- _Component data from apps and pages_
-=-=-

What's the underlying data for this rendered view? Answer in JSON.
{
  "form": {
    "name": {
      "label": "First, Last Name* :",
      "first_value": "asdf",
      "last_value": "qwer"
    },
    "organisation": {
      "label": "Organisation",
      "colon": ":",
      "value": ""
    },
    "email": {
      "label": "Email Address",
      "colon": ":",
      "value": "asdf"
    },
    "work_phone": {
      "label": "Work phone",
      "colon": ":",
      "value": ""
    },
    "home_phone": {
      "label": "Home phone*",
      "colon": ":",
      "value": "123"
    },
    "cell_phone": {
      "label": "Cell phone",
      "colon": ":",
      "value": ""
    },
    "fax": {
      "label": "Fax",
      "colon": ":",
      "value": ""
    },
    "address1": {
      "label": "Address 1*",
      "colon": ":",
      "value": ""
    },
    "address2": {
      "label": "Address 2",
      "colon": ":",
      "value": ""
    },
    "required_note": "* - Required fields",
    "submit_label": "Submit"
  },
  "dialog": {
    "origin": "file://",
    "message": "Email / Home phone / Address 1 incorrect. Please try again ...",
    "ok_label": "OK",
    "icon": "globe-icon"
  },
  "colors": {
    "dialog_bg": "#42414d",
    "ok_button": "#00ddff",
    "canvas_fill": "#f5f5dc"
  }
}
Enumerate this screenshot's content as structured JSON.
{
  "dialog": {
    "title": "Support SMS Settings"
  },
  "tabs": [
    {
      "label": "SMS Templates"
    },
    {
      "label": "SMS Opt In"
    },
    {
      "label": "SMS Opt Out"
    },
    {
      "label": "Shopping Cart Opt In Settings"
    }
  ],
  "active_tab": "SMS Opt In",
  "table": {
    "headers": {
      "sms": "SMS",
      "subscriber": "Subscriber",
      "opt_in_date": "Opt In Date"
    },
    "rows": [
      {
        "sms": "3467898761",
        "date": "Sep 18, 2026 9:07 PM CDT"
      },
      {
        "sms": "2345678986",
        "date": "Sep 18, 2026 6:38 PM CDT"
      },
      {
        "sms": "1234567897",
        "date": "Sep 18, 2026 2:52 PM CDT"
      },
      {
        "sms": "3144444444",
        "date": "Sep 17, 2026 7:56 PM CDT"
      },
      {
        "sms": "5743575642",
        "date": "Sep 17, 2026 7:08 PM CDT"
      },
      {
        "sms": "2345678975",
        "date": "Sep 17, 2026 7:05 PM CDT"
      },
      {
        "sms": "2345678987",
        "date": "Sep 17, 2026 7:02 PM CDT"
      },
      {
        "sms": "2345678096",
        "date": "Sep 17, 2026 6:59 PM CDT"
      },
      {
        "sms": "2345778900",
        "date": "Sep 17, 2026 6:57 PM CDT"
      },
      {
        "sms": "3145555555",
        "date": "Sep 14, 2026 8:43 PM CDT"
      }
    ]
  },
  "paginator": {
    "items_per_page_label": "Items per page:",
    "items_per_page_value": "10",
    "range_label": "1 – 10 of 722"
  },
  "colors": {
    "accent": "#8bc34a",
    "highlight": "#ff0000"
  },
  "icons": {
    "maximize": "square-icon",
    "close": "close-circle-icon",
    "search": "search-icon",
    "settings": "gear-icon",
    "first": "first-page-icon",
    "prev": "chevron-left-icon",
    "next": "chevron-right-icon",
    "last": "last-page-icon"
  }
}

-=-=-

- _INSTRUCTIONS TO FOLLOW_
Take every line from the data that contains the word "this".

- _FINAL ANSWER_
What's the underlying data for this rendered view? Answer in JSON.
Enumerate this screenshot's content as structured JSON.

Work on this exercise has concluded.